Build a robust network of early residential and business adopters by taking a page from the city of Longmont's playbook and providing incentives for those who sign up early — and for those who remain loyal in ensuing years.
Establish a low-cost level of service for families who qualify for housing assistance through Housing Catalyst and for families of schoolchildren who qualify for free and reduced-price meals at public schools within the city's growth management area.
Most importantly, with up to $150 million of voter-approved debt on the line, the city must ensure that broadband service eventually pencils out. Based on revenue and sign-up projections, supporters say municipal broadband will start paying for itself after 14 years, giving Fort Collins Utilities an estimated $27 million in new revenue in year 15.
That's money that could be used upgrade the city's broadband infrastructure — no system is "future-proof," regardless of what anybody tells you — or support other utilities operations.
City utilities customers stand to lose, however, If those estimates don't come to fruition. An additional $17 on utilities customers' monthly bills for the life of bond repayments is a pill no resident should have to swallow for a misguided decision to jump into a new realm of operations.
Even with a yes vote this November, City Council will have the option to pull the plug on municipal broadband in the coming year. It should use that option as necessary.
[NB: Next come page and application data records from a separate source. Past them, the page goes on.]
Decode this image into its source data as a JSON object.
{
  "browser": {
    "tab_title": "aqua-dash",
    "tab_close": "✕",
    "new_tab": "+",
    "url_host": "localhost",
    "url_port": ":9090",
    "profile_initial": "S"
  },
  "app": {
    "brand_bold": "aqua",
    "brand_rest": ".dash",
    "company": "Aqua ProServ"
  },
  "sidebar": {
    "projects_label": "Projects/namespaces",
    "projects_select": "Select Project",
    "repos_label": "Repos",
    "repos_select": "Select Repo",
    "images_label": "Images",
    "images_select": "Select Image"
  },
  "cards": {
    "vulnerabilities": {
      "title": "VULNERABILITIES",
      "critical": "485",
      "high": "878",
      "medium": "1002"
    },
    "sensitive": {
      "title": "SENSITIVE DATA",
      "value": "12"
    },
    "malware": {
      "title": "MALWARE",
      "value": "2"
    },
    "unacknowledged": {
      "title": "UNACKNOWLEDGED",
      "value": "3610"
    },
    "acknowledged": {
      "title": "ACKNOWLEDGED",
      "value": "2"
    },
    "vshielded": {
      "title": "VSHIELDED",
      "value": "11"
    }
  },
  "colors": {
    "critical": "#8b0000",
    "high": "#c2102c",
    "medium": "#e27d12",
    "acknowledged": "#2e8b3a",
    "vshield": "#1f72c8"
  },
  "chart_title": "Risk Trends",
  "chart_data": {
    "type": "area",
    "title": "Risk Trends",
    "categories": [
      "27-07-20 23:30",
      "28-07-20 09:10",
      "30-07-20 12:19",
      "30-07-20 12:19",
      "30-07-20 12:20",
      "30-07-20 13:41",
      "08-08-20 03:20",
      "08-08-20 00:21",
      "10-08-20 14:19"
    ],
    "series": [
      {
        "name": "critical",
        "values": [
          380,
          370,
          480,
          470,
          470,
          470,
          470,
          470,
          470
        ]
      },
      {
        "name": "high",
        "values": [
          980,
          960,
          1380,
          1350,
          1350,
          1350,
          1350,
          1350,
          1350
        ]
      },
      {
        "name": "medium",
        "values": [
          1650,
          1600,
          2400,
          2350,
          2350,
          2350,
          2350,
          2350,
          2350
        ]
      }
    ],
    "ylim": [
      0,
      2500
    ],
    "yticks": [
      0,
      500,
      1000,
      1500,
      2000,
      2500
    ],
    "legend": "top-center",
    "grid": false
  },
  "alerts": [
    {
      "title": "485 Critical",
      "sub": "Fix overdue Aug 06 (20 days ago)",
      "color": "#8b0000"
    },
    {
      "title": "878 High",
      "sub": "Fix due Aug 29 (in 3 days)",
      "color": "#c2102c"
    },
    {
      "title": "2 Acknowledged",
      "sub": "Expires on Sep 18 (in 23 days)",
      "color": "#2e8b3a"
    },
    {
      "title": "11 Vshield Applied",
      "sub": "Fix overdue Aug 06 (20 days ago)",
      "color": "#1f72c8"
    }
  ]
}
But in order to avoid that, City Council and city staff must spend the next year vetting all assumptions around this plan and ensuring that the city's "take rate" — the rate of which residents sign up — will mirror Longmont's 51 percent rate for NextLight broadband service sooner than later.
There's reason to believe that Fort Collins can replicate, or even exceed, Longmont's success in the realm of municipal broadband. Fort Collins has a young, well-educated population that prides itself on technological savvy and entrepreneurship — areas that stand to benefit from stable, high-speed internet service.
Fort Collins prides itself on the pursuit of being world-class.
If the city can successful combine the audacity to believe that it can succeed where others have failed with another year of sound planning before giving municipal broadband the go-ahead, its establishment of a broadband utility that allows its businesses and residents to more freely and efficiently share information would certainly be a world-class endeavor.